For the first few weeks after the 9/11 attacks, most Americans felt a heightened sense of gratitude. As a New Yorker, I found myself suddenly grateful for things ordinary -- water, a roof over my head, and electricity -- and extraordinary, such as the flood of calls and e-mails from friends and family making sure I was okay.
But, I keep wondering, can I possibly make this feeling last? Can the country as a whole? To do so will require us to think radically anew about gratitude, making it a notion far more central to our lives. We'll need a "gratitude revolution."
As a nation, we've designated one day each year to give thanks for our blessings. But the world's faiths and spiritual traditions have long emphasized the value of creating small, regular, frequent rituals to make us continually conscious of what we have. Here are eight ways -- some plucked from the world's religions, others from spiritually-creative people of today -- to help keep us on a heightened state of gratefulness alert.

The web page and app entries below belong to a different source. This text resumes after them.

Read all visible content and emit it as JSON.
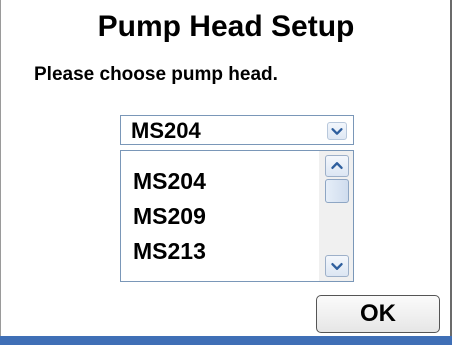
{
  "dialog": {
    "title": "Pump Head Setup",
    "prompt": "Please choose pump head."
  },
  "pump_head_select": {
    "selected": "MS204",
    "options": [
      "MS204",
      "MS209",
      "MS213"
    ]
  },
  "ok_button": {
    "label": "OK"
  },
  "colors": {
    "accent_bar": "#3f6fb6",
    "control_border": "#7a97b8",
    "chevron": "#2f5f9e"
  },
  "icons": {
    "dropdown": "chevron-down-icon",
    "scroll_up": "chevron-up-icon",
    "scroll_down": "chevron-down-icon"
  }
}
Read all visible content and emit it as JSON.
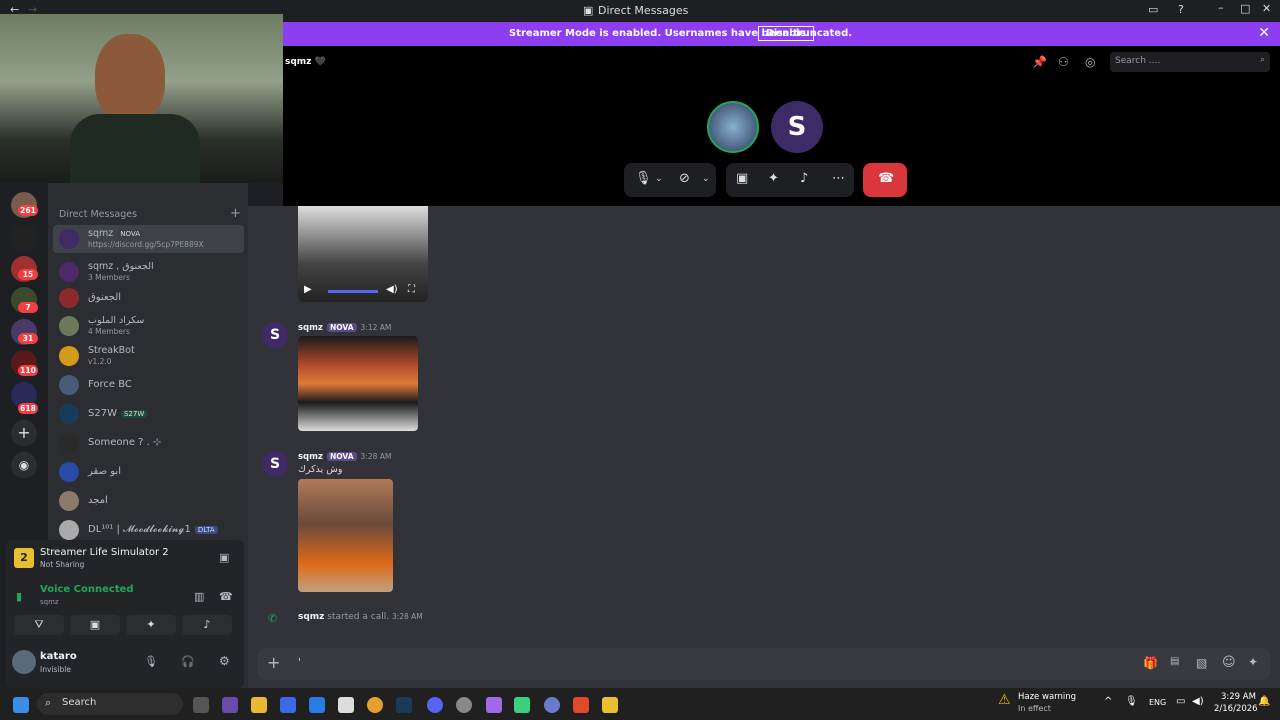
{
  "window": {
    "title": "Direct Messages"
  },
  "banner": {
    "message": "Streamer Mode is enabled. Usernames have been truncated.",
    "disable_label": "Disable"
  },
  "call": {
    "channel_name": "sqmz 🖤",
    "search_placeholder": "Search ...."
  },
  "rail": {
    "badges": [
      "261",
      "15",
      "7",
      "31",
      "110",
      "618"
    ]
  },
  "dm_list": {
    "header": "Direct Messages",
    "items": [
      {
        "name": "sqmz",
        "tag": "NOVA",
        "sub": "https://discord.gg/5cp7PE889X"
      },
      {
        "name": "sqmz , الجعنوق",
        "sub": "3 Members"
      },
      {
        "name": "الجعنوق",
        "sub": ""
      },
      {
        "name": "سكراد الملوب",
        "sub": "4 Members"
      },
      {
        "name": "StreakBot",
        "sub": "v1.2.0"
      },
      {
        "name": "Force BC",
        "sub": ""
      },
      {
        "name": "S27W",
        "tag": "S27W",
        "sub": ""
      },
      {
        "name": "Someone ? . ⊹",
        "sub": ""
      },
      {
        "name": "ابو صقر",
        "sub": ""
      },
      {
        "name": "امجد",
        "sub": ""
      },
      {
        "name": "DL¹⁰¹ | 𝓜𝓸𝓸𝓭𝓵𝓸𝓸𝓴𝓲𝓷𝓰1",
        "tag": "DLTA",
        "sub": ""
      }
    ]
  },
  "activity": {
    "game": "Streamer Life Simulator 2",
    "status": "Not Sharing"
  },
  "voice": {
    "status": "Voice Connected",
    "channel": "sqmz"
  },
  "user": {
    "name": "kataro",
    "status": "Invisible"
  },
  "messages": [
    {
      "author": "sqmz",
      "tag": "NOVA",
      "time": "3:12 AM",
      "text": ""
    },
    {
      "author": "sqmz",
      "tag": "NOVA",
      "time": "3:28 AM",
      "text": "وش يذكرك"
    }
  ],
  "system_message": {
    "author": "sqmz",
    "text": "started a call.",
    "time": "3:28 AM"
  },
  "composer": {
    "text": "'"
  },
  "taskbar": {
    "search": "Search",
    "weather_title": "Haze warning",
    "weather_sub": "In effect",
    "lang": "ENG",
    "time": "3:29 AM",
    "date": "2/16/2026"
  }
}
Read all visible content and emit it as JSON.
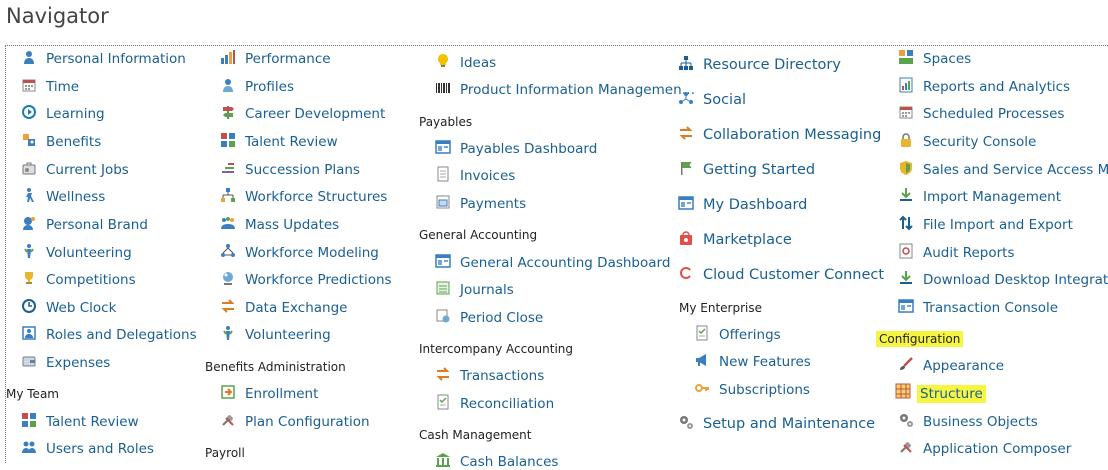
{
  "page_title": "Navigator",
  "col1": {
    "items": [
      {
        "label": "Personal Information",
        "icon": "person-icon"
      },
      {
        "label": "Time",
        "icon": "calendar-icon"
      },
      {
        "label": "Learning",
        "icon": "play-circle-icon"
      },
      {
        "label": "Benefits",
        "icon": "benefits-icon"
      },
      {
        "label": "Current Jobs",
        "icon": "briefcase-icon"
      },
      {
        "label": "Wellness",
        "icon": "walking-person-icon"
      },
      {
        "label": "Personal Brand",
        "icon": "person-brand-icon"
      },
      {
        "label": "Volunteering",
        "icon": "volunteer-icon"
      },
      {
        "label": "Competitions",
        "icon": "trophy-icon"
      },
      {
        "label": "Web Clock",
        "icon": "clock-icon"
      },
      {
        "label": "Roles and Delegations",
        "icon": "roles-icon"
      },
      {
        "label": "Expenses",
        "icon": "wallet-icon"
      }
    ],
    "my_team_header": "My Team",
    "my_team_items": [
      {
        "label": "Talent Review",
        "icon": "grid-icon"
      },
      {
        "label": "Users and Roles",
        "icon": "users-icon"
      }
    ]
  },
  "col2": {
    "items": [
      {
        "label": "Performance",
        "icon": "bar-chart-icon"
      },
      {
        "label": "Profiles",
        "icon": "profile-icon"
      },
      {
        "label": "Career Development",
        "icon": "signpost-icon"
      },
      {
        "label": "Talent Review",
        "icon": "grid-icon"
      },
      {
        "label": "Succession Plans",
        "icon": "stairs-icon"
      },
      {
        "label": "Workforce Structures",
        "icon": "org-icon"
      },
      {
        "label": "Mass Updates",
        "icon": "group-icon"
      },
      {
        "label": "Workforce Modeling",
        "icon": "network-icon"
      },
      {
        "label": "Workforce Predictions",
        "icon": "crystal-ball-icon"
      },
      {
        "label": "Data Exchange",
        "icon": "exchange-icon"
      },
      {
        "label": "Volunteering",
        "icon": "volunteer-icon"
      }
    ],
    "benefits_header": "Benefits Administration",
    "benefits_items": [
      {
        "label": "Enrollment",
        "icon": "enrollment-icon"
      },
      {
        "label": "Plan Configuration",
        "icon": "tools-icon"
      }
    ],
    "payroll_header": "Payroll"
  },
  "col3": {
    "items": [
      {
        "label": "Ideas",
        "icon": "lightbulb-icon"
      },
      {
        "label": "Product Information Managemen…",
        "icon": "barcode-icon"
      }
    ],
    "payables_header": "Payables",
    "payables_items": [
      {
        "label": "Payables Dashboard",
        "icon": "dashboard-icon"
      },
      {
        "label": "Invoices",
        "icon": "document-icon"
      },
      {
        "label": "Payments",
        "icon": "payment-icon"
      }
    ],
    "ga_header": "General Accounting",
    "ga_items": [
      {
        "label": "General Accounting Dashboard",
        "icon": "dashboard-icon"
      },
      {
        "label": "Journals",
        "icon": "journal-icon"
      },
      {
        "label": "Period Close",
        "icon": "period-close-icon"
      }
    ],
    "ic_header": "Intercompany Accounting",
    "ic_items": [
      {
        "label": "Transactions",
        "icon": "exchange-icon"
      },
      {
        "label": "Reconciliation",
        "icon": "checklist-icon"
      }
    ],
    "cash_header": "Cash Management",
    "cash_items": [
      {
        "label": "Cash Balances",
        "icon": "bank-icon"
      }
    ]
  },
  "col4": {
    "items": [
      {
        "label": "Resource Directory",
        "icon": "hierarchy-icon"
      },
      {
        "label": "Social",
        "icon": "social-icon"
      },
      {
        "label": "Collaboration Messaging",
        "icon": "exchange-icon"
      },
      {
        "label": "Getting Started",
        "icon": "flag-icon"
      },
      {
        "label": "My Dashboard",
        "icon": "dashboard-icon"
      },
      {
        "label": "Marketplace",
        "icon": "bag-icon"
      },
      {
        "label": "Cloud Customer Connect",
        "icon": "connect-icon"
      }
    ],
    "enterprise_header": "My Enterprise",
    "enterprise_items": [
      {
        "label": "Offerings",
        "icon": "checklist-icon"
      },
      {
        "label": "New Features",
        "icon": "megaphone-icon"
      },
      {
        "label": "Subscriptions",
        "icon": "key-icon"
      }
    ],
    "after_items": [
      {
        "label": "Setup and Maintenance",
        "icon": "gears-icon"
      }
    ]
  },
  "col5": {
    "items": [
      {
        "label": "Spaces",
        "icon": "spaces-icon"
      },
      {
        "label": "Reports and Analytics",
        "icon": "report-icon"
      },
      {
        "label": "Scheduled Processes",
        "icon": "calendar-icon"
      },
      {
        "label": "Security Console",
        "icon": "lock-icon"
      },
      {
        "label": "Sales and Service Access Mana…",
        "icon": "shield-icon"
      },
      {
        "label": "Import Management",
        "icon": "download-icon"
      },
      {
        "label": "File Import and Export",
        "icon": "updown-arrows-icon"
      },
      {
        "label": "Audit Reports",
        "icon": "audit-icon"
      },
      {
        "label": "Download Desktop Integration …",
        "icon": "download-icon"
      },
      {
        "label": "Transaction Console",
        "icon": "dashboard-icon"
      }
    ],
    "config_header": "Configuration",
    "config_items": [
      {
        "label": "Appearance",
        "icon": "brush-icon"
      },
      {
        "label": "Structure",
        "icon": "structure-icon"
      },
      {
        "label": "Business Objects",
        "icon": "gears-icon"
      },
      {
        "label": "Application Composer",
        "icon": "tools-icon"
      }
    ]
  },
  "highlight_color": "#f5f542",
  "link_color": "#1a5f92"
}
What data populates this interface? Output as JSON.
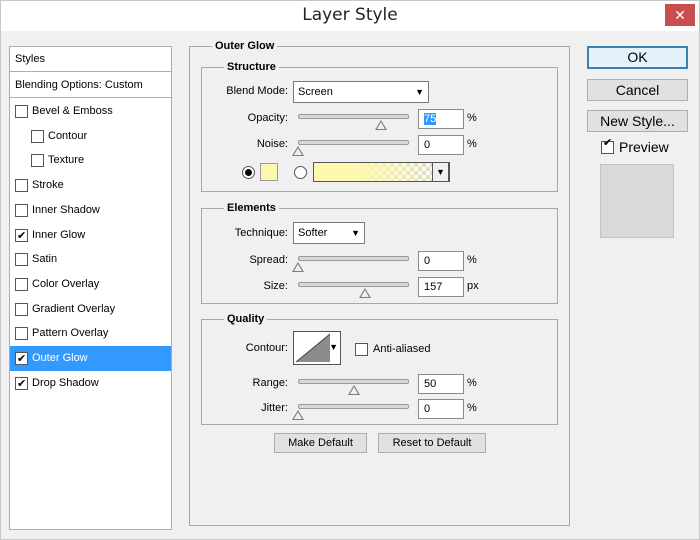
{
  "window": {
    "title": "Layer Style",
    "close_glyph": "✕"
  },
  "styles_panel": {
    "header": "Styles",
    "blending": "Blending Options: Custom",
    "items": [
      {
        "label": "Bevel & Emboss",
        "checked": false,
        "indent": false
      },
      {
        "label": "Contour",
        "checked": false,
        "indent": true
      },
      {
        "label": "Texture",
        "checked": false,
        "indent": true
      },
      {
        "label": "Stroke",
        "checked": false,
        "indent": false
      },
      {
        "label": "Inner Shadow",
        "checked": false,
        "indent": false
      },
      {
        "label": "Inner Glow",
        "checked": true,
        "indent": false
      },
      {
        "label": "Satin",
        "checked": false,
        "indent": false
      },
      {
        "label": "Color Overlay",
        "checked": false,
        "indent": false
      },
      {
        "label": "Gradient Overlay",
        "checked": false,
        "indent": false
      },
      {
        "label": "Pattern Overlay",
        "checked": false,
        "indent": false
      },
      {
        "label": "Outer Glow",
        "checked": true,
        "indent": false,
        "selected": true
      },
      {
        "label": "Drop Shadow",
        "checked": true,
        "indent": false
      }
    ]
  },
  "outer_glow": {
    "title": "Outer Glow",
    "structure": {
      "title": "Structure",
      "blend_mode_label": "Blend Mode:",
      "blend_mode_value": "Screen",
      "opacity_label": "Opacity:",
      "opacity_value": "75",
      "opacity_unit": "%",
      "opacity_level": 0.75,
      "noise_label": "Noise:",
      "noise_value": "0",
      "noise_unit": "%",
      "noise_level": 0.0,
      "glow_color": "#fdf7b0"
    },
    "elements": {
      "title": "Elements",
      "technique_label": "Technique:",
      "technique_value": "Softer",
      "spread_label": "Spread:",
      "spread_value": "0",
      "spread_unit": "%",
      "spread_level": 0.0,
      "size_label": "Size:",
      "size_value": "157",
      "size_unit": "px",
      "size_level": 0.6
    },
    "quality": {
      "title": "Quality",
      "contour_label": "Contour:",
      "anti_aliased_label": "Anti-aliased",
      "anti_aliased": false,
      "range_label": "Range:",
      "range_value": "50",
      "range_unit": "%",
      "range_level": 0.5,
      "jitter_label": "Jitter:",
      "jitter_value": "0",
      "jitter_unit": "%",
      "jitter_level": 0.0
    },
    "make_default": "Make Default",
    "reset_default": "Reset to Default"
  },
  "actions": {
    "ok": "OK",
    "cancel": "Cancel",
    "new_style": "New Style...",
    "preview_label": "Preview",
    "preview_checked": true
  },
  "colors": {
    "selection": "#3399ff",
    "glow": "#fdf7b0"
  }
}
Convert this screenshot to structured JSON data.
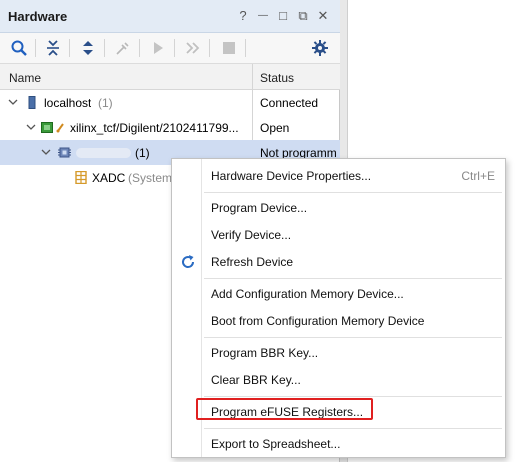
{
  "panel": {
    "title": "Hardware",
    "help_glyph": "?",
    "minimize_glyph": "—",
    "restore_glyph": "□",
    "float_glyph": "⧉",
    "close_glyph": "✕"
  },
  "toolbar": {
    "icons": [
      "search-icon",
      "collapse-all-icon",
      "expand-all-icon",
      "plug-icon",
      "run-icon",
      "step-icon",
      "stop-icon",
      "gear-icon"
    ]
  },
  "table": {
    "columns": [
      "Name",
      "Status"
    ],
    "rows": [
      {
        "name": "localhost",
        "suffix": "(1)",
        "status": "Connected"
      },
      {
        "name": "xilinx_tcf/Digilent/2102411799...",
        "suffix": "",
        "status": "Open"
      },
      {
        "name": "",
        "suffix": "(1)",
        "status": "Not programm"
      },
      {
        "name": "XADC",
        "suffix": "(System",
        "status": ""
      }
    ]
  },
  "menu": {
    "items": [
      {
        "label": "Hardware Device Properties...",
        "shortcut": "Ctrl+E"
      },
      {
        "label": "Program Device..."
      },
      {
        "label": "Verify Device..."
      },
      {
        "label": "Refresh Device",
        "icon": "refresh-icon"
      },
      {
        "label": "Add Configuration Memory Device..."
      },
      {
        "label": "Boot from Configuration Memory Device"
      },
      {
        "label": "Program BBR Key..."
      },
      {
        "label": "Clear BBR Key..."
      },
      {
        "label": "Program eFUSE Registers..."
      },
      {
        "label": "Export to Spreadsheet..."
      }
    ]
  },
  "colors": {
    "title_bar": "#e3ebf5",
    "selection": "#cfdcf2",
    "highlight_box": "#e02020",
    "accent_blue": "#2a6bc2"
  }
}
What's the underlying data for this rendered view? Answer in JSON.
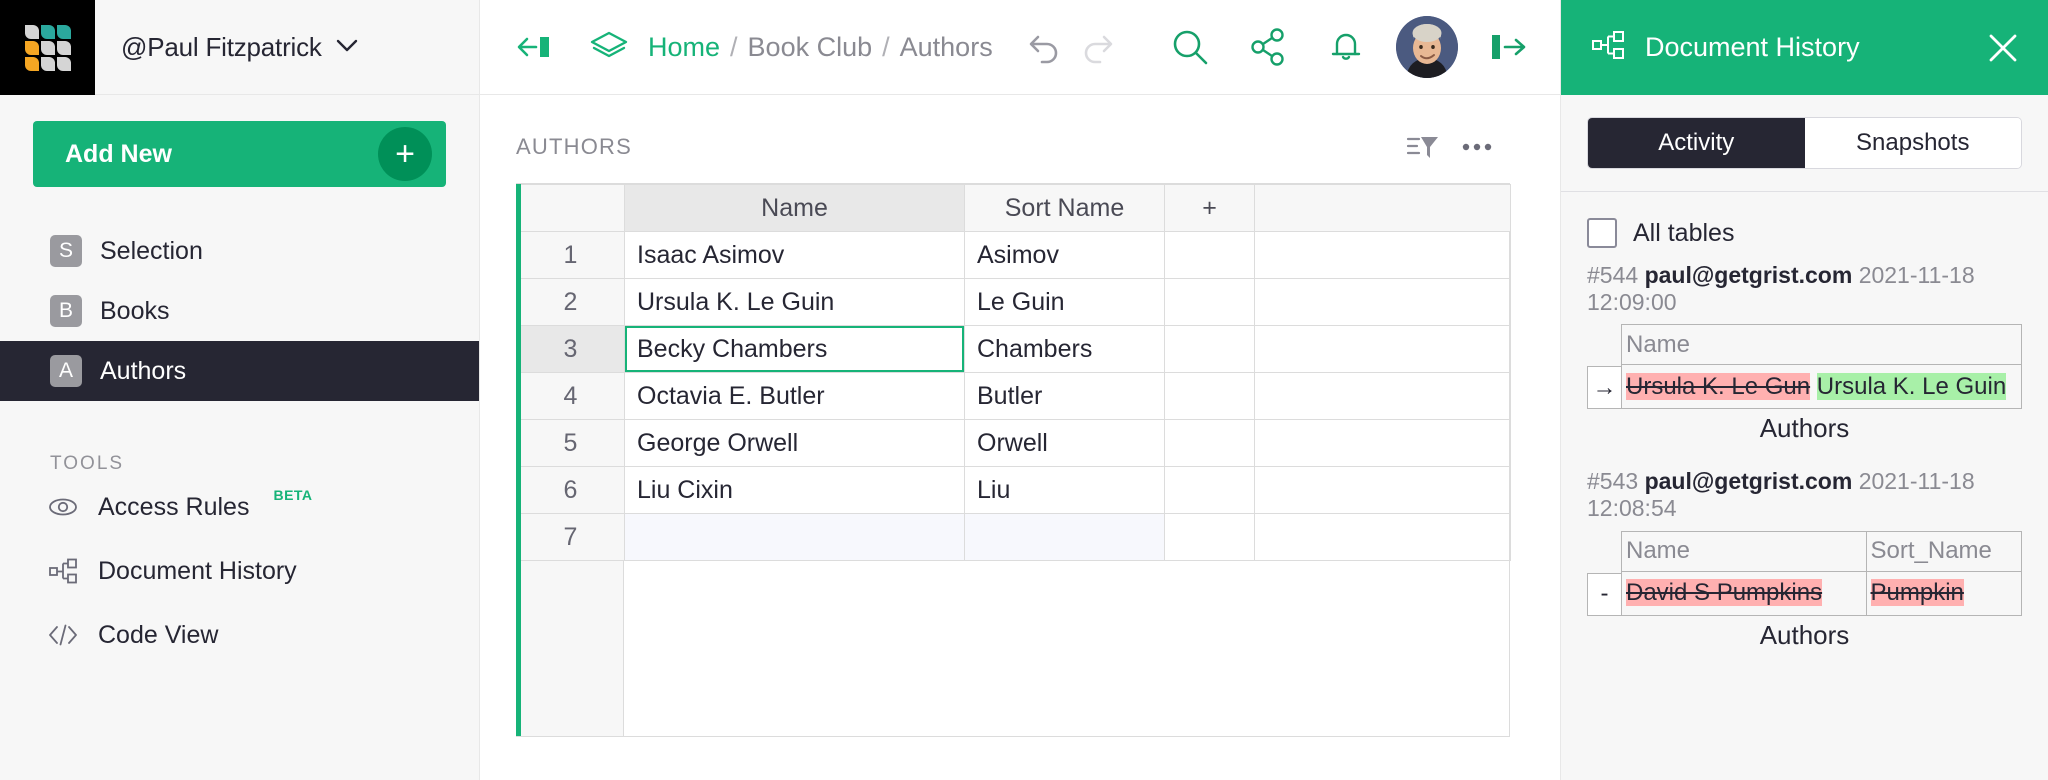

"When we first wake up, our minds are very subtle and delicate," says Tibetan Buddhist teacher Thubten Chodron. "If we set a strong positive motivation at this time, there is a greater chance of it staying with us and influencing us throughout the day."
There's a Jewish prayer, the shechechiyanu
, whose exuberant spirit of praise and gratitude makes it a beautiful way of beginning the day:
Blessed art Thou, Lord our God,
Ruler of the Universe,
For keeping us alive and preserving us and
Permitting us to behold this day.
A Shinto morning prayer states:
"I pray that this day, the whole day, as a child of God, I may not be taken hold of by my own desire, but show forth the divine glory by living a life of creativeness, which shows forth the true individual."